Panagiotis Kanavetas, Greece
In addition to curaçao, lemon juice, agave syrup, peach bitters and citrus tea, this cocktail, unusually, featured milk—which I assume is a reference to the milk that is often added to tea. Its creator told me that the tea is usually served as a tea bag, infusing in the cocktail glass, which must further enhance the reference. I’m sure the name came from a desire to highlight his nation’s mythological tradition, though by the time he served it to me Panagiotis had actually changed it: he said he had realised that most of the things that came out of Pandora’s Box were actually unpleasant, so maybe it wasn’t such a great name… The end result is quite simple, with a big citrus jolt, followed by a sort of lactic mouthfeel, then the drying tannins. But to be honest I think I’d sooner just have a cup of tea.
|Canada's Sarah Parniak talks a customer through her La Bella Donna cocktail|
In the end I gave my top three as 1) the Watchman’s Wife for combining balanced complexity with straightforward drinkability, 2) the Ginjamboa for much the same reason, being multifaceted but bold enough that you didn’t have to concentrate too hard to get interest out of it, and 3) the So British, again a punchy drink with a subtle aura of English-summer grace notes.

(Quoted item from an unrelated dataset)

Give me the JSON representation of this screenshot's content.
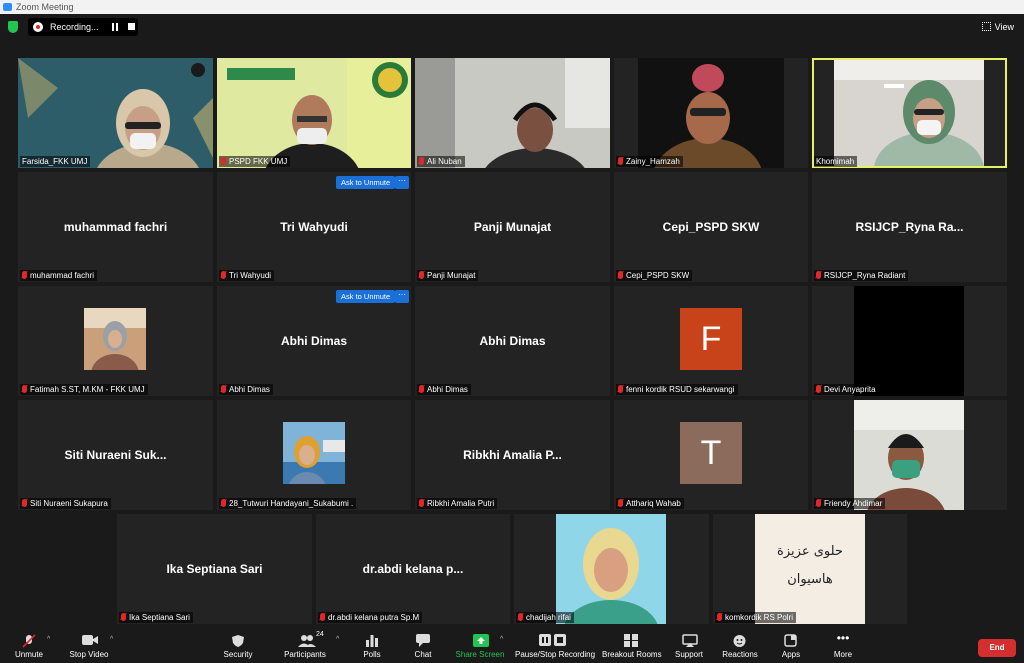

I’m pleased to say that the Watchman’s Wife won the public vote, so clearly we were all thinking along similar lines.* And it supports the notion that a good cocktail has to be more than just tricksy, playful or complex—it has to satisfy, the sort of drink you want when you just fancy a drink, a drink you don’t have to think about too hard to enjoy.
* The overall winner of the competition, judged by the organisers, was the UK's Nathan O’Neill.